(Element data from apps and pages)

Content starts

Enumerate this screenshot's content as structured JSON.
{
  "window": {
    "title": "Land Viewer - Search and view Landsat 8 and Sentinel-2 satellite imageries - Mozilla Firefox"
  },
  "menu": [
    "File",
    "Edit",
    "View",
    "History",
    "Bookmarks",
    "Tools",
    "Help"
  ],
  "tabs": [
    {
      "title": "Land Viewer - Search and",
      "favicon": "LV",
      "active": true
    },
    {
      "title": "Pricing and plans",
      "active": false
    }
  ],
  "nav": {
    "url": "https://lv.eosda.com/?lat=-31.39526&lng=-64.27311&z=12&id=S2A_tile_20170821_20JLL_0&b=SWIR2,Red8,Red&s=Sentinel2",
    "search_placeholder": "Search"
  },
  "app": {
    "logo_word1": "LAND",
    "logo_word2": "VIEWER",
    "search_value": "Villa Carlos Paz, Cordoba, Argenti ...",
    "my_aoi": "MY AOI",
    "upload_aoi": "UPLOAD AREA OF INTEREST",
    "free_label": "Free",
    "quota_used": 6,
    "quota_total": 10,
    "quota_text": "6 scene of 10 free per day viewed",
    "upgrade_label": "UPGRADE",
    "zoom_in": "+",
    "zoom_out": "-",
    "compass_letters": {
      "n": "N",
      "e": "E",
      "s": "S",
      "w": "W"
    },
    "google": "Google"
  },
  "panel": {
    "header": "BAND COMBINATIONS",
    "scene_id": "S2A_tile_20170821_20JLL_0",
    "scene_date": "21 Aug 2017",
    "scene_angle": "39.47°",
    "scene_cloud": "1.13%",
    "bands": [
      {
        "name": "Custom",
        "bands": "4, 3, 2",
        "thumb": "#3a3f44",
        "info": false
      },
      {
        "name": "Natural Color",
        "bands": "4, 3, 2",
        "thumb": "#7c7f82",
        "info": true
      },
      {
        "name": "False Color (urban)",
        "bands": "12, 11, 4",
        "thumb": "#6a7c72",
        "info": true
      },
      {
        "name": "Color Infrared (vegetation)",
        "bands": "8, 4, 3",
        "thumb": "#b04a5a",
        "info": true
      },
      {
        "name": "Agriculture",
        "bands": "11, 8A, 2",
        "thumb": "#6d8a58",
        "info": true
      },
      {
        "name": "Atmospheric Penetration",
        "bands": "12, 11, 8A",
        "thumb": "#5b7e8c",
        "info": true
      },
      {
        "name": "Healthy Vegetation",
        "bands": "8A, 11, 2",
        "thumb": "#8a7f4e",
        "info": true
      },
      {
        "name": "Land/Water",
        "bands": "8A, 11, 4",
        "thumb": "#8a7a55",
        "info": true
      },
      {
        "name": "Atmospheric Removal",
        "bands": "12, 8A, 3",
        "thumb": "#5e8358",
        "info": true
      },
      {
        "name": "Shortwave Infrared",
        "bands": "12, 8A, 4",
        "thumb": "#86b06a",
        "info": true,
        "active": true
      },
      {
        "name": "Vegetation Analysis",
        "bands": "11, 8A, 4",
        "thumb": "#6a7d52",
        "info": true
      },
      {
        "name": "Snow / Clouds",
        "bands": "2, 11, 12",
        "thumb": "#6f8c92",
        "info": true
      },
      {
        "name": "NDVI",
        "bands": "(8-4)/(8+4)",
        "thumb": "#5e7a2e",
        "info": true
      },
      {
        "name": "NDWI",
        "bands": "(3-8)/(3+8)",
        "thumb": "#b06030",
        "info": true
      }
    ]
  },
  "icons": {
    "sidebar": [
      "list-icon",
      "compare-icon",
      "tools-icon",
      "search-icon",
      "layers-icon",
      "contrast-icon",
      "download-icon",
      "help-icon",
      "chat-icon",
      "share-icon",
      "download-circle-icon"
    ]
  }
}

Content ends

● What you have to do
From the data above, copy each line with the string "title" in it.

● Written response
    "title": "Land Viewer - Search and view Landsat 8 and Sentinel-2 satellite imageries - Mozilla Firefox"
      "title": "Land Viewer - Search and",
      "title": "Pricing and plans",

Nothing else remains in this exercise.